Job ads

Want to advertise your jobs on this page and on the ABSW's members only mailing list?

Details here...

Tuesday, 16 December 2008

Science Reporting by Press Release

Cristine Russell, one of the more capable science journalist on either side of the pond, she used to be on the staff of the Washington Post, has an interesting take on the use of press releases in the trade. She has written about this in Science Reporting by Press Release in the Columbia Journalism Review. Cris describes "the degree to which some reporters rely on press releases and public relations offices as sources for stories" as a " dirty little secret of journalism".

Cris's article has details of various examples of the phenomenon. For example, she describes a discussion panel at the National Association of Science Writers where a topic of conversation was a press release, “Living fossils have hot sex,” from the University of Utah. This was picked up by, among others, Reuters, New Scientist and ABC (Australia). The irony, perhaps, is that the author of the release, Lee J. Siegel, has, as Cris puts it, had a "a long science journalism career with The Associated Press and Salt Lake Tribune" before he went to work for the university.

Like any good hack, Cris actually interviewed Lee about the phenomenon. He too expressed concern, complaining that “some news services just rewrite the press releases without interviewing anyone and don’t make clear the story is from a news release”.

The item provoked a thoughtful debate with comments from a number of equally eminent science journalists. One comment that struck home was the puzzlement in one comment about the failure of big media outlets to "link their own stories to the various press releases that their reporters had at hand". After all, it doesn't take much more than a few seconds with Google News to track down such references. Cris does not make this mistake. Her article provides a link to the original Utah press release.

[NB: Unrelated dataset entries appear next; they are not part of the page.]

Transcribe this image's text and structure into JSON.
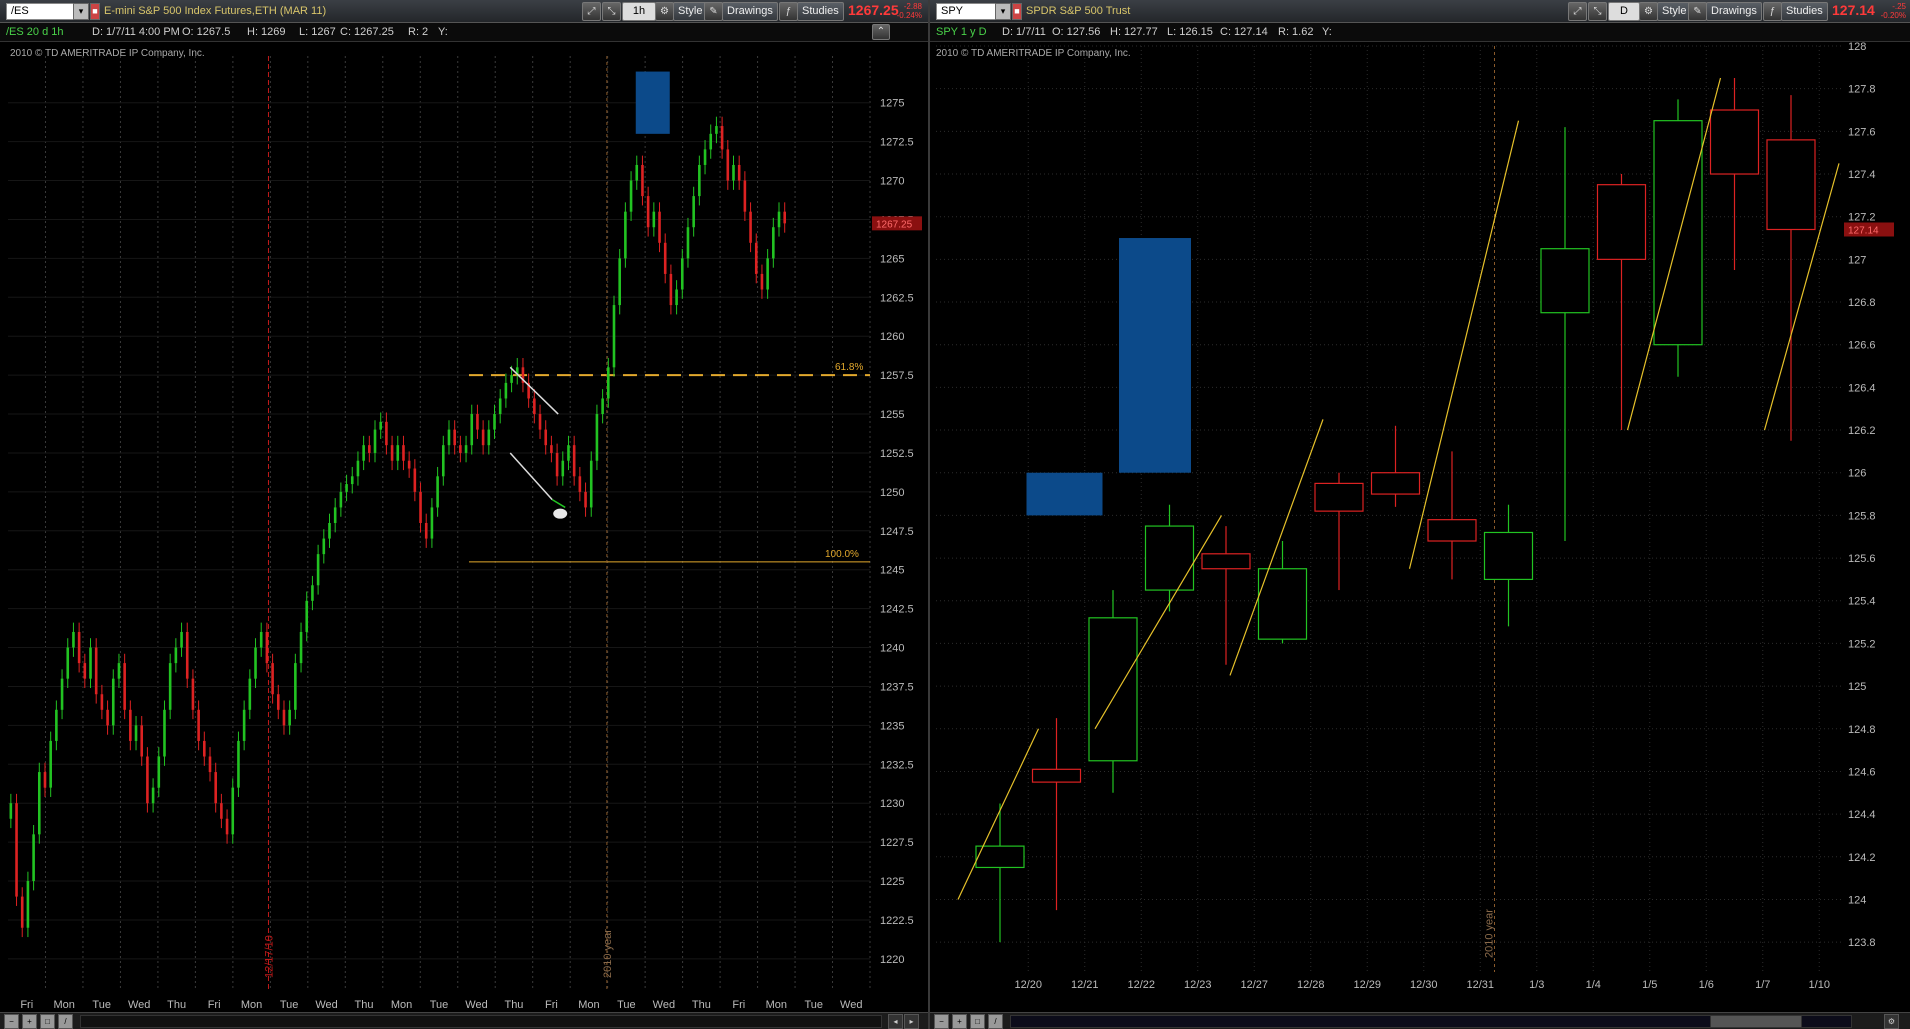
{
  "left": {
    "symbol": "/ES",
    "description": "E-mini S&P 500 Index Futures,ETH (MAR 11)",
    "aggregation": "1h",
    "style_label": "Style",
    "drawings_label": "Drawings",
    "studies_label": "Studies",
    "last_price": "1267.25",
    "change": "-2.88",
    "change_pct": "-0.24%",
    "info": {
      "title": "/ES 20 d 1h",
      "date": "D: 1/7/11 4:00 PM",
      "open": "O: 1267.5",
      "high": "H: 1269",
      "low": "L: 1267",
      "close": "C: 1267.25",
      "range": "R: 2",
      "y": "Y:"
    },
    "copyright": "2010 © TD AMERITRADE IP Company, Inc.",
    "price_marker": "1267.25",
    "fib_labels": [
      "61.8%",
      "100.0%"
    ],
    "vertical_labels": [
      "12/17/10",
      "2010 year"
    ],
    "chart_data": {
      "type": "candlestick",
      "y_ticks": [
        "1275",
        "1272.5",
        "1270",
        "1267.5",
        "1265",
        "1262.5",
        "1260",
        "1257.5",
        "1255",
        "1252.5",
        "1250",
        "1247.5",
        "1245",
        "1242.5",
        "1240",
        "1237.5",
        "1235",
        "1232.5",
        "1230",
        "1227.5",
        "1225",
        "1222.5",
        "1220"
      ],
      "ylim": [
        1218,
        1278
      ],
      "x_ticks": [
        "Fri",
        "Mon",
        "Tue",
        "Wed",
        "Thu",
        "Fri",
        "Mon",
        "Tue",
        "Wed",
        "Thu",
        "Mon",
        "Tue",
        "Wed",
        "Thu",
        "Fri",
        "Mon",
        "Tue",
        "Wed",
        "Thu",
        "Fri",
        "Mon",
        "Tue",
        "Wed"
      ],
      "closes": [
        1230,
        1224,
        1222,
        1225,
        1228,
        1232,
        1231,
        1234,
        1236,
        1238,
        1240,
        1241,
        1239,
        1238,
        1240,
        1237,
        1236,
        1235,
        1238,
        1239,
        1236,
        1234,
        1235,
        1233,
        1230,
        1231,
        1233,
        1236,
        1239,
        1240,
        1241,
        1238,
        1236,
        1234,
        1233,
        1232,
        1230,
        1229,
        1228,
        1231,
        1234,
        1236,
        1238,
        1240,
        1241,
        1239,
        1237,
        1236,
        1235,
        1236,
        1239,
        1241,
        1243,
        1244,
        1246,
        1247,
        1248,
        1249,
        1250,
        1250.5,
        1251,
        1252,
        1253,
        1252.5,
        1254,
        1254.5,
        1253,
        1252,
        1253,
        1252,
        1251.5,
        1250,
        1248,
        1247,
        1249,
        1251,
        1253,
        1254,
        1253,
        1252.5,
        1253,
        1255,
        1254,
        1253,
        1254,
        1255,
        1256,
        1257,
        1257.5,
        1258,
        1257,
        1256,
        1255,
        1254,
        1253,
        1252.5,
        1251,
        1252,
        1253,
        1251,
        1250,
        1249,
        1252,
        1255,
        1256,
        1258,
        1262,
        1265,
        1268,
        1270,
        1271,
        1269,
        1267,
        1268,
        1266,
        1264,
        1262,
        1263,
        1265,
        1267,
        1269,
        1271,
        1272,
        1273,
        1273.5,
        1272,
        1270,
        1271,
        1270,
        1268,
        1266,
        1264,
        1263,
        1265,
        1267,
        1268,
        1267.25
      ]
    },
    "zones": [
      {
        "label": "blue-zone",
        "y_top": 1277,
        "y_bottom": 1273
      }
    ]
  },
  "right": {
    "symbol": "SPY",
    "description": "SPDR S&P 500 Trust",
    "aggregation": "D",
    "style_label": "Style",
    "drawings_label": "Drawings",
    "studies_label": "Studies",
    "last_price": "127.14",
    "change": "-.25",
    "change_pct": "-0.20%",
    "info": {
      "title": "SPY 1 y D",
      "date": "D: 1/7/11",
      "open": "O: 127.56",
      "high": "H: 127.77",
      "low": "L: 126.15",
      "close": "C: 127.14",
      "range": "R: 1.62",
      "y": "Y:"
    },
    "copyright": "2010 © TD AMERITRADE IP Company, Inc.",
    "price_marker": "127.14",
    "vertical_labels": [
      "2010 year"
    ],
    "chart_data": {
      "type": "candlestick",
      "y_ticks": [
        "128",
        "127.8",
        "127.6",
        "127.4",
        "127.2",
        "127",
        "126.8",
        "126.6",
        "126.4",
        "126.2",
        "126",
        "125.8",
        "125.6",
        "125.4",
        "125.2",
        "125",
        "124.8",
        "124.6",
        "124.4",
        "124.2",
        "124",
        "123.8"
      ],
      "ylim": [
        123.66,
        128.0
      ],
      "x_ticks": [
        "12/20",
        "12/21",
        "12/22",
        "12/23",
        "12/27",
        "12/28",
        "12/29",
        "12/30",
        "12/31",
        "1/3",
        "1/4",
        "1/5",
        "1/6",
        "1/7",
        "1/10"
      ],
      "candles": [
        {
          "o": 124.15,
          "h": 124.45,
          "l": 123.8,
          "c": 124.25
        },
        {
          "o": 124.61,
          "h": 124.85,
          "l": 123.95,
          "c": 124.55
        },
        {
          "o": 124.65,
          "h": 125.45,
          "l": 124.5,
          "c": 125.32
        },
        {
          "o": 125.45,
          "h": 125.85,
          "l": 125.35,
          "c": 125.75
        },
        {
          "o": 125.62,
          "h": 125.75,
          "l": 125.1,
          "c": 125.55
        },
        {
          "o": 125.22,
          "h": 125.68,
          "l": 125.2,
          "c": 125.55
        },
        {
          "o": 125.95,
          "h": 126.0,
          "l": 125.45,
          "c": 125.82
        },
        {
          "o": 126.0,
          "h": 126.22,
          "l": 125.84,
          "c": 125.9
        },
        {
          "o": 125.78,
          "h": 126.1,
          "l": 125.5,
          "c": 125.68
        },
        {
          "o": 125.5,
          "h": 125.85,
          "l": 125.28,
          "c": 125.72
        },
        {
          "o": 126.75,
          "h": 127.62,
          "l": 125.68,
          "c": 127.05
        },
        {
          "o": 127.35,
          "h": 127.4,
          "l": 126.2,
          "c": 127.0
        },
        {
          "o": 126.6,
          "h": 127.75,
          "l": 126.45,
          "c": 127.65
        },
        {
          "o": 127.7,
          "h": 127.85,
          "l": 126.95,
          "c": 127.4
        },
        {
          "o": 127.56,
          "h": 127.77,
          "l": 126.15,
          "c": 127.14
        }
      ]
    }
  },
  "colors": {
    "up": "#22c322",
    "down": "#dd2222",
    "grid": "#2c2c2c",
    "fib": "#e3a92d",
    "trend": "#e6c12a",
    "zone": "#0c4a8a"
  }
}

Unfortunately, the excellent discussion does not seem to include any comments from perpetrators of this crime against humanity. Lee does step in to provide some balance, but it would have been nice to see more defence of use of press releases. Surely someone must have a good word to say for them.